Home Buyers Guide 3: Making an offer to purchase
You’ve seen it, the house that ticks all the boxes. You visited it at several times of the day, you know that it’s close to everything you need and most importantly, it just feels right.
Step 1. Declare your offer
Express your interest in making an offer to the estate agent or seller, and don’t be afraid to go below the asking price. Ordinarily, sellers are advised to make the price as high as possible as potential buyers are expected to offer something less. Not only does this give you a bit of wiggle room for negotiations, but it’s also a case of ‘you never know unless you ask’.
Step 2. Make a list
An Offer to Purchase is a binding agreement of your intention to buy the home, so take some time to ensure it includes everything you need it to. Before you sign anything, take a look around the property to see if there’s anything you want to be included in the sale. These items must be stipulated in your offer. From small things like garage remotes and pool cleaners, to larger or more prominent items like blinds, ovens or gas stoves. Be sure to be very specific and detailed.
Step 3. Do the paperwork
The Offer to Purchase contract is a legal document that contains all of the details of the sale, including the amount you’re offering to the seller. It’s important that you read through it carefully, as there are several clauses and stipulations included that you don’t want to miss:
- Occupation date – Should your offer be accepted, you must stipulate the date you’ll be moving in or when the property is transferred into your name. It means that should the sellers still be in the house after this date, they’ll then pay you an agreed-upon occupational rent until they’ve moved out.
- Offer expiry date – Put some pressure on the seller to make a decision by including an expiry date on your offer.

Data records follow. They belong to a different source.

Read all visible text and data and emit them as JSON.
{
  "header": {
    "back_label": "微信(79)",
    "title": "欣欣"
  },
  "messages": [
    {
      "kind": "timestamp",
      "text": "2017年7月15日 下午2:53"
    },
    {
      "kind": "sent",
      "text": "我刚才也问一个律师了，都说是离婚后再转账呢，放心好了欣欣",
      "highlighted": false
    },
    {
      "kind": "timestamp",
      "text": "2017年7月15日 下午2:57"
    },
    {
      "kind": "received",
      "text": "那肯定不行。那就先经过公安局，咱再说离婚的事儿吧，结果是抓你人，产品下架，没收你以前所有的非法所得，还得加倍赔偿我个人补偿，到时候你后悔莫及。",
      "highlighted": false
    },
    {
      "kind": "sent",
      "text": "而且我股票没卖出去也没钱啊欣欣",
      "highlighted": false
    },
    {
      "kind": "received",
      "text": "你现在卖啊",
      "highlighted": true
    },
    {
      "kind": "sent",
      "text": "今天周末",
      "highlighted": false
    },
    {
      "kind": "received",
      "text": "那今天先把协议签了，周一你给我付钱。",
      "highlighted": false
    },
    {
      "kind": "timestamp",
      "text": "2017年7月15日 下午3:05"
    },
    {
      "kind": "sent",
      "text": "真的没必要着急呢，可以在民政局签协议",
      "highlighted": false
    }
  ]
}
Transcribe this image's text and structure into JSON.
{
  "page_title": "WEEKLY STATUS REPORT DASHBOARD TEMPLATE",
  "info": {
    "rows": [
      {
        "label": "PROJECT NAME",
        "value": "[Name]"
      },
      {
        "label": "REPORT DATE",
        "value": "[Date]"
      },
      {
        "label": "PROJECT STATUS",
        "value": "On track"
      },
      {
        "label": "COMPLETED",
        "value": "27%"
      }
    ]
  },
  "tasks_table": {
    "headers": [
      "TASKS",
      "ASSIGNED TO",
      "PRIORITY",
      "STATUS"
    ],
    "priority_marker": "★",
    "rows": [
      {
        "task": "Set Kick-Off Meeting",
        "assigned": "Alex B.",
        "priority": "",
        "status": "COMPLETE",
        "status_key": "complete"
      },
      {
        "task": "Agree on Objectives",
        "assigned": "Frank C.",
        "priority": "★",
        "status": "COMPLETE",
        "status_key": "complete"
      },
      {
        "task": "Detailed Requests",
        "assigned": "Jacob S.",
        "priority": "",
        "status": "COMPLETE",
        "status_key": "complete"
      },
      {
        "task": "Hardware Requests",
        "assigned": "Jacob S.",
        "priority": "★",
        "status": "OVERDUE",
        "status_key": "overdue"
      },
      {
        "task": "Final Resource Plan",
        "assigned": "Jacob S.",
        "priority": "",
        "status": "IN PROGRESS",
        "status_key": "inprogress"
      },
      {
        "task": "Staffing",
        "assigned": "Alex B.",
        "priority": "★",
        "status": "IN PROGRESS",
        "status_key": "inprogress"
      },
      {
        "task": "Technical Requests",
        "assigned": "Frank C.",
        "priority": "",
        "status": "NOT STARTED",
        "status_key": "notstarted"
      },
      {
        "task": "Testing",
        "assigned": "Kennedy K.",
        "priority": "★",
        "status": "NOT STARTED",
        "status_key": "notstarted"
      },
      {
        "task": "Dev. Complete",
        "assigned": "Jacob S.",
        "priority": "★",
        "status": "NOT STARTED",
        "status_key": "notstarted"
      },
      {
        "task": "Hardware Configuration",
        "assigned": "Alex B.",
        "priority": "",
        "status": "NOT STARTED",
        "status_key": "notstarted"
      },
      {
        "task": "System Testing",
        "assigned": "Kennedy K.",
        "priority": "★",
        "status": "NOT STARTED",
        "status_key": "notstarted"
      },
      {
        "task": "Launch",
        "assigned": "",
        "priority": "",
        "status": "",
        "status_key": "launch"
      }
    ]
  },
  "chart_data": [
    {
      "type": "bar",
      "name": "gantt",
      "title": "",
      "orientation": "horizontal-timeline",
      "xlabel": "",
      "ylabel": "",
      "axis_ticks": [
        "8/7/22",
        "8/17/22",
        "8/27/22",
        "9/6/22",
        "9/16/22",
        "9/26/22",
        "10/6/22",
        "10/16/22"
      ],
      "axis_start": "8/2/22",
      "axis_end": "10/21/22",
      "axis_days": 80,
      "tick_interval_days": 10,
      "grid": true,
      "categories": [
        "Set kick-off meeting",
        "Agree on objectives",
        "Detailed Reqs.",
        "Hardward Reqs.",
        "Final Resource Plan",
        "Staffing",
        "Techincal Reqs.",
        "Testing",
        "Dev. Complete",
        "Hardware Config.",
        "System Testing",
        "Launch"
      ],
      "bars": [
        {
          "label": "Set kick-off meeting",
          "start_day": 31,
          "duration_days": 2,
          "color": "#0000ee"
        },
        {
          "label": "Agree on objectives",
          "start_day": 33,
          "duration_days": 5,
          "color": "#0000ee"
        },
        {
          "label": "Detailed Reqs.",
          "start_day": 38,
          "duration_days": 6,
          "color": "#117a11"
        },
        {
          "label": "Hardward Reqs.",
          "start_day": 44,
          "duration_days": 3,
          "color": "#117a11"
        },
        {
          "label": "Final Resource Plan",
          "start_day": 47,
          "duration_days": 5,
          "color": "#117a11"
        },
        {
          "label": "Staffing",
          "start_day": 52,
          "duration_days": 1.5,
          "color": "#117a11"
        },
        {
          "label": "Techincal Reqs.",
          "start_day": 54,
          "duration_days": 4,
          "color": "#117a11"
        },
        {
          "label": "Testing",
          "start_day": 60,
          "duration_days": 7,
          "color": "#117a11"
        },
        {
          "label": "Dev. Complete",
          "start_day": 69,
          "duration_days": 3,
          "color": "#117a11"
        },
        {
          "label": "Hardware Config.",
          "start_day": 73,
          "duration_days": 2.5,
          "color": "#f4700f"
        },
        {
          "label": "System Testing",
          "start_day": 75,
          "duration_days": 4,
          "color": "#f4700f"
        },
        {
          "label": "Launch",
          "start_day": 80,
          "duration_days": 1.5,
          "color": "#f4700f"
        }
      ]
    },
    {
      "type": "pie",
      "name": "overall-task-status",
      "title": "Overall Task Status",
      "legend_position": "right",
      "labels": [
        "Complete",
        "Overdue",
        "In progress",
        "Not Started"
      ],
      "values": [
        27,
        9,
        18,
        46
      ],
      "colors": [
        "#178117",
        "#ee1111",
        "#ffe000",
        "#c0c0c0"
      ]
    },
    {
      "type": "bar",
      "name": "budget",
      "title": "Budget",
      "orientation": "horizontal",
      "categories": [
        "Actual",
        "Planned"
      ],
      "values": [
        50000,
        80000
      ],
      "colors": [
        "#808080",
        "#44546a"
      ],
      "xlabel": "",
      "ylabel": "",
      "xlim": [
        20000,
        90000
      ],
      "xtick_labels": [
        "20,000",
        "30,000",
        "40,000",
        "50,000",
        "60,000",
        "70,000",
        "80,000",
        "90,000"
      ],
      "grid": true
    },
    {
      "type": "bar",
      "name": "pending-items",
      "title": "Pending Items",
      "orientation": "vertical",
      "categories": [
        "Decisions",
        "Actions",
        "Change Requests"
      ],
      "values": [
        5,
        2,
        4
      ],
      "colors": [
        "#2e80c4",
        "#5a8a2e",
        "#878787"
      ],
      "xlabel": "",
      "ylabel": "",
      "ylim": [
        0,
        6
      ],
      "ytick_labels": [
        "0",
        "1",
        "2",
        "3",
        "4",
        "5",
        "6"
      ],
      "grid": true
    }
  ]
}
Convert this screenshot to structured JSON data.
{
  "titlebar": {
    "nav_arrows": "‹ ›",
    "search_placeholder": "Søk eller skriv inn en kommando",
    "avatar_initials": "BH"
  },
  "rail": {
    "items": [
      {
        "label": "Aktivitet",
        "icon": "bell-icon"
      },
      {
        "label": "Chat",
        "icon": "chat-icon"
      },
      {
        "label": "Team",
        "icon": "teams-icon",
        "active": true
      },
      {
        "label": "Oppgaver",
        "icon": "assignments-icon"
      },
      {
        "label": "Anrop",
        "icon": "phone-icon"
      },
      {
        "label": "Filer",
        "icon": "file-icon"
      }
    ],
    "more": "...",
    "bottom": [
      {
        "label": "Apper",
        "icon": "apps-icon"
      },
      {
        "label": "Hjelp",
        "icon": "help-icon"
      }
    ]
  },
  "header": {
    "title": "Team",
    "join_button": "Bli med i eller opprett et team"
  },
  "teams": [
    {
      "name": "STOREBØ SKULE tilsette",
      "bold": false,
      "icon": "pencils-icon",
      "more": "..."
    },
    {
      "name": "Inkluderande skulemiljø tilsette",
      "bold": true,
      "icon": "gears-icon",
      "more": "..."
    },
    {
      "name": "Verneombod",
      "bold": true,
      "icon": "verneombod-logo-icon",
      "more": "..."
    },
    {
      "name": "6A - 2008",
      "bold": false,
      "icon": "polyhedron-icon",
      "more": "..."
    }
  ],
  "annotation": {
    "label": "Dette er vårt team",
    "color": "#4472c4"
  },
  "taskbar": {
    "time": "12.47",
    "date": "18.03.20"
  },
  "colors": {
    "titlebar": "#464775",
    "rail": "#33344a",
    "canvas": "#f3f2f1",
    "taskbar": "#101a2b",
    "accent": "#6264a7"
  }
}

This way you won’t be left waiting for a response and can move on if your offer is rejected.
- Deposit – Some buyers pay a deposit to show that they’re really interested in the property. If this is the case, it must be included in the Offer to Purchase contract. The amount in question must be held in an interest-bearing account until the transfer is complete, which is when the recipient will be entitled to it.
It’s important to remember that a 72-hour clause is often included in these documents. This means that the seller is allowed to look for other applicants to buy. And, if the seller accepts another offer, the original buyer has 72 hours to meet the requirements.
When properties are valued at R250 000 or less, a cooling off period is automatically included as part of the Consumer Protection Act. This means that the buyer can withdraw their offer within five days of submitting it.
Step 4. Sign and wait
Once you’ve read through the Offer to Purchase and made your stipulations, it’s time to sign on the dotted line. The seller will inform you whether your offer has been accepted within the time frame you stipulated. Until then, it’s simply a waiting game.BACK TO BLOG HOME>